[PROMPT]
Tell me how many lines in the entries below contain the word "Microsoft"; reply with the number and nothing else.

[EXERCISE MATERIAL]
-.-.-

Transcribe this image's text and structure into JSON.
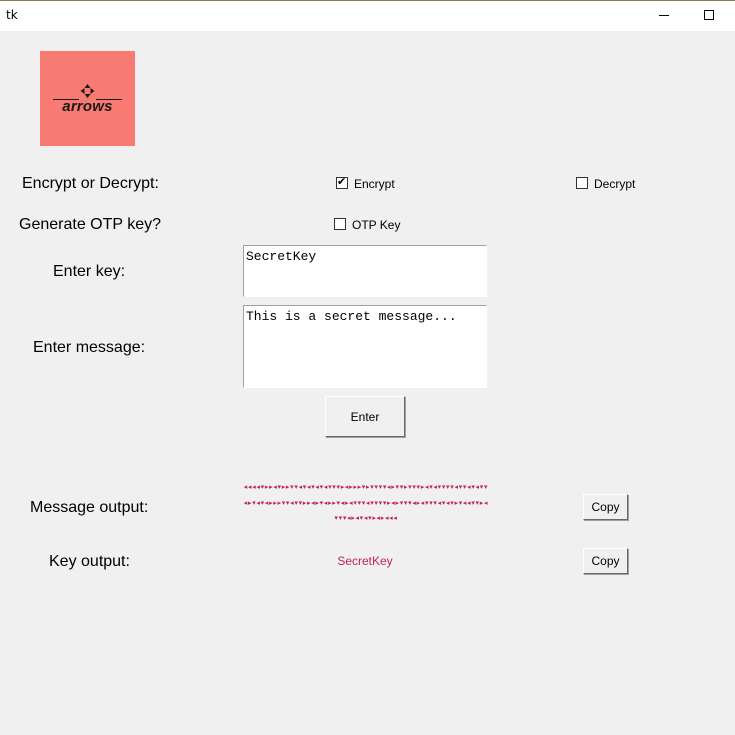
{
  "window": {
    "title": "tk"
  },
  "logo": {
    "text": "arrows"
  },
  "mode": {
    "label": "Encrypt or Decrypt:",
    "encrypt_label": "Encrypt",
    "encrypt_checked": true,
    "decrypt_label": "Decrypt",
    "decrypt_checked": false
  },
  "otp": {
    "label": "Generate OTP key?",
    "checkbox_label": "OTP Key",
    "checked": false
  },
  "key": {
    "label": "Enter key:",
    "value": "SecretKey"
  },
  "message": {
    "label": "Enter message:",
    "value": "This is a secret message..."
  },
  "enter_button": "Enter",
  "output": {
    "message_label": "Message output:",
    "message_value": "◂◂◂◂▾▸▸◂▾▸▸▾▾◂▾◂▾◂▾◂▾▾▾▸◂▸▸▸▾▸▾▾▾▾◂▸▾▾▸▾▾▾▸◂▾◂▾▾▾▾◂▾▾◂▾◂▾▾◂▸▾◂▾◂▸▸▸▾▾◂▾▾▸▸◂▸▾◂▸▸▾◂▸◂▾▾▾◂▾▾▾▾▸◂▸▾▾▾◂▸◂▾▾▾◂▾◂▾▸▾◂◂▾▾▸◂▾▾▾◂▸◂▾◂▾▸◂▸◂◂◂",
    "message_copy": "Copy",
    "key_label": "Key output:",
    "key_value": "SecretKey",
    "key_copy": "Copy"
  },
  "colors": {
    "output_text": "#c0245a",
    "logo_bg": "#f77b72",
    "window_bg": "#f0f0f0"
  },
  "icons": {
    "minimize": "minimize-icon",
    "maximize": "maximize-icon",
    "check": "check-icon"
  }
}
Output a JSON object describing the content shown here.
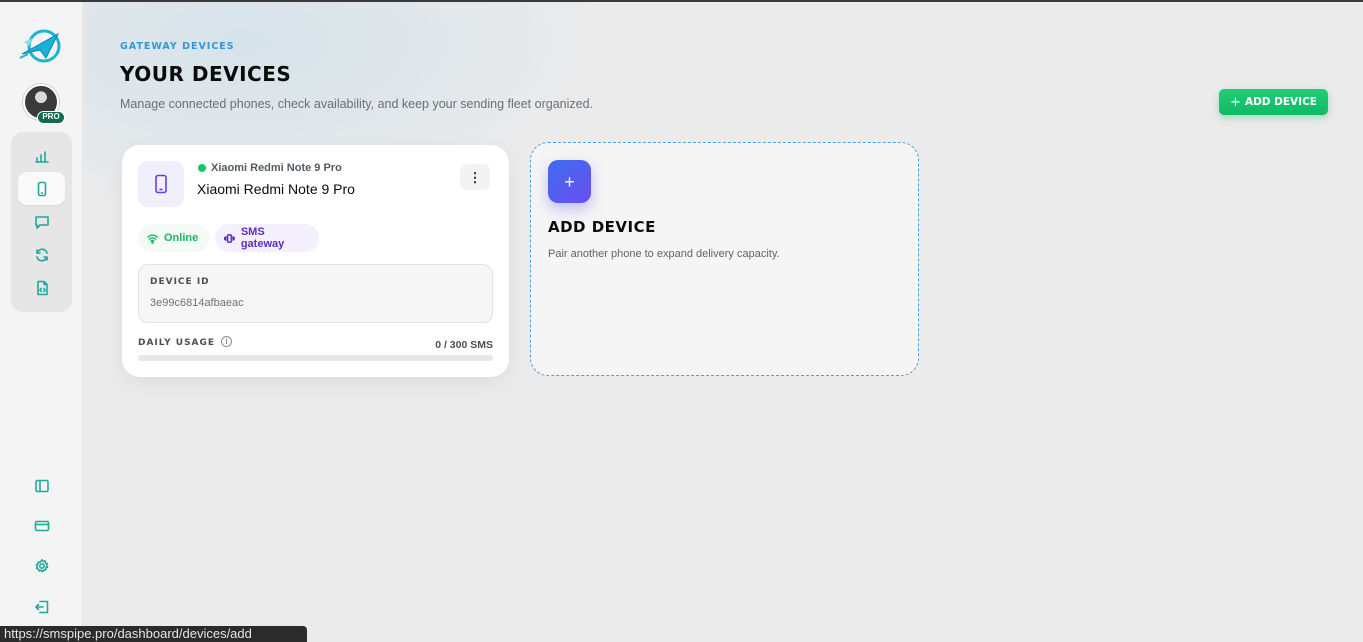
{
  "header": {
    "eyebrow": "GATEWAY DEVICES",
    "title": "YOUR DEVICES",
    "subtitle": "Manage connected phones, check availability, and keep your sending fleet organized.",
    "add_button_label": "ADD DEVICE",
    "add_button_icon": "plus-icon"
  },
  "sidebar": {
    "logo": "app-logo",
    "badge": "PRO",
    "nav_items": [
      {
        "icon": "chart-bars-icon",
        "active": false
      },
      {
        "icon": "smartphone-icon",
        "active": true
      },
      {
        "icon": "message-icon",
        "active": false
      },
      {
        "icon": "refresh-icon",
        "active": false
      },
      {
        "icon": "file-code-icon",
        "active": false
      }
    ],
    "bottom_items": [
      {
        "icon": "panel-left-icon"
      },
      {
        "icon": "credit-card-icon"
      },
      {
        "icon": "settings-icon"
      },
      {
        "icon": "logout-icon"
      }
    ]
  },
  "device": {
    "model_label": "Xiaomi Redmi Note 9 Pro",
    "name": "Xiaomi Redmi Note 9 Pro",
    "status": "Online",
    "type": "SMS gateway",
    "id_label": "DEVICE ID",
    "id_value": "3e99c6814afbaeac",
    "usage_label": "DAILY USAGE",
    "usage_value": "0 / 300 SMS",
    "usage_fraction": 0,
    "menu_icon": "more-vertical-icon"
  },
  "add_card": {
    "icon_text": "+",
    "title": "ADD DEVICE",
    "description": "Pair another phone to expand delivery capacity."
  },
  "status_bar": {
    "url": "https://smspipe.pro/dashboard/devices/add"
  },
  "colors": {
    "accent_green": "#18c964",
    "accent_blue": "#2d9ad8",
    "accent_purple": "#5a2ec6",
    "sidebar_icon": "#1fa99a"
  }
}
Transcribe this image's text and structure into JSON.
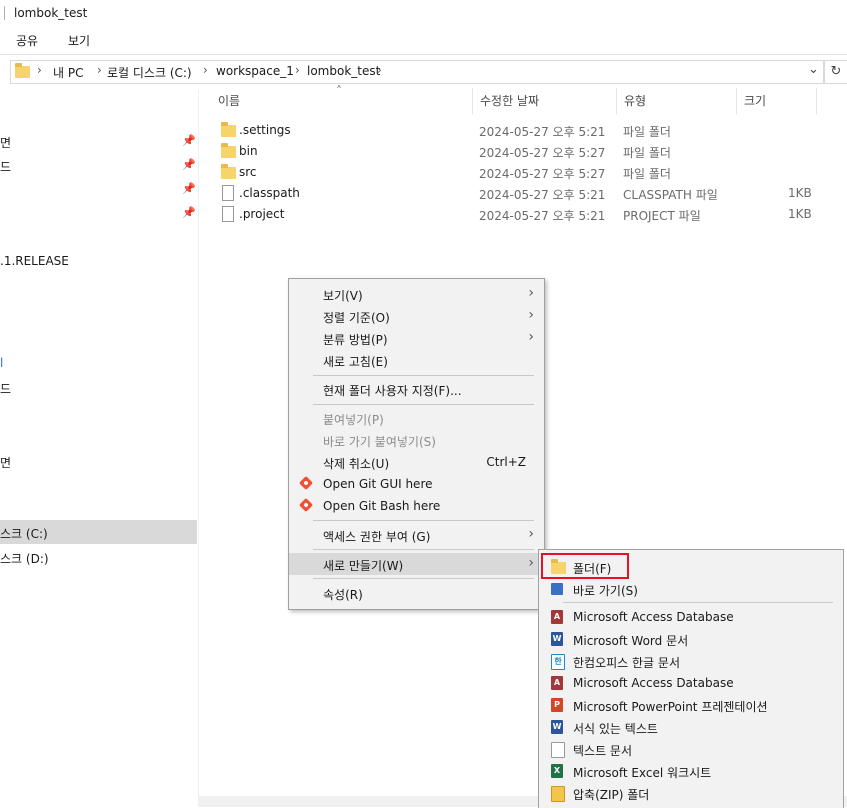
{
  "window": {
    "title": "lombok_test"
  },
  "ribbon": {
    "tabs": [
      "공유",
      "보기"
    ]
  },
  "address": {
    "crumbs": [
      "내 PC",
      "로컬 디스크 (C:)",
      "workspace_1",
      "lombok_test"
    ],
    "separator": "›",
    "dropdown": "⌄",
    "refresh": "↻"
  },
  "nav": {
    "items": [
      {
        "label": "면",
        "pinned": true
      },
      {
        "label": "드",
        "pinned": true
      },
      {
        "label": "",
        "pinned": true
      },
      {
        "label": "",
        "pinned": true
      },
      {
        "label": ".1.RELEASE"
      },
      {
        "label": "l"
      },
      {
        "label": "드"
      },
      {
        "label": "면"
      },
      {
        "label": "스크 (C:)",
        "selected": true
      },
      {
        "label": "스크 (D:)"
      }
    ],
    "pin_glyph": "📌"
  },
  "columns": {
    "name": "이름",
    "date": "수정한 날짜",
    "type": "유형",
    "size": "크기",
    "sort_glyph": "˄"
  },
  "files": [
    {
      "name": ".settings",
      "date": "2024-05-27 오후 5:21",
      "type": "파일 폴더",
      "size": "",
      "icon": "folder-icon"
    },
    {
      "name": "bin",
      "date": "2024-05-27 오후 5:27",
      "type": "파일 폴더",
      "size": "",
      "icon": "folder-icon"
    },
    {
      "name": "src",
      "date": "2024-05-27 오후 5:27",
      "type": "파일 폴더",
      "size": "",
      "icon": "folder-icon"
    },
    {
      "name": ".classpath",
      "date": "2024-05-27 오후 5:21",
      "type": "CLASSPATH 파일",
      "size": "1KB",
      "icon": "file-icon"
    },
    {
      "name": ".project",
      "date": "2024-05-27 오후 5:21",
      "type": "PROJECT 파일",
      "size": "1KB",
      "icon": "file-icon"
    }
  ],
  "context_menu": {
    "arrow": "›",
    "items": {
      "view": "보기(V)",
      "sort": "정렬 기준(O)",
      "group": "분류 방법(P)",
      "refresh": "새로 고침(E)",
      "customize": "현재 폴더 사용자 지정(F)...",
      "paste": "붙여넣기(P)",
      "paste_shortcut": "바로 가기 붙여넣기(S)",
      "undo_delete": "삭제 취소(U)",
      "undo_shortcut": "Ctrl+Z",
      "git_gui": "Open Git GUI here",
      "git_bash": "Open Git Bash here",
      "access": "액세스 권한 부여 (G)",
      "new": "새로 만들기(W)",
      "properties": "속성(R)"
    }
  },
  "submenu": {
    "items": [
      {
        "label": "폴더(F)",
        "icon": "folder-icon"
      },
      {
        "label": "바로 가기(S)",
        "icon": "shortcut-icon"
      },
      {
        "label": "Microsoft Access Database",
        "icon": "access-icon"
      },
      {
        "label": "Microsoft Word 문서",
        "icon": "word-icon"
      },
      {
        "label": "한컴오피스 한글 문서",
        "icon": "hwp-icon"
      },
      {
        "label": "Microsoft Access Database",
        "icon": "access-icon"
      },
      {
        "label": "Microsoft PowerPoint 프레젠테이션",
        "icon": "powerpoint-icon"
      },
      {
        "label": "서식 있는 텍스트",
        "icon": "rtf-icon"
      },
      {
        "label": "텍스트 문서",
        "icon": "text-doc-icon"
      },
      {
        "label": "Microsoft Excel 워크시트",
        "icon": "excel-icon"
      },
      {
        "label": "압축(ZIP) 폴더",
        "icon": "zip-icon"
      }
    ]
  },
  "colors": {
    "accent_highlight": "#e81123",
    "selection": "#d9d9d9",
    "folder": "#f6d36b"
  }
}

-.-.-

[SOLUTION TO THIS EXERCISE]
5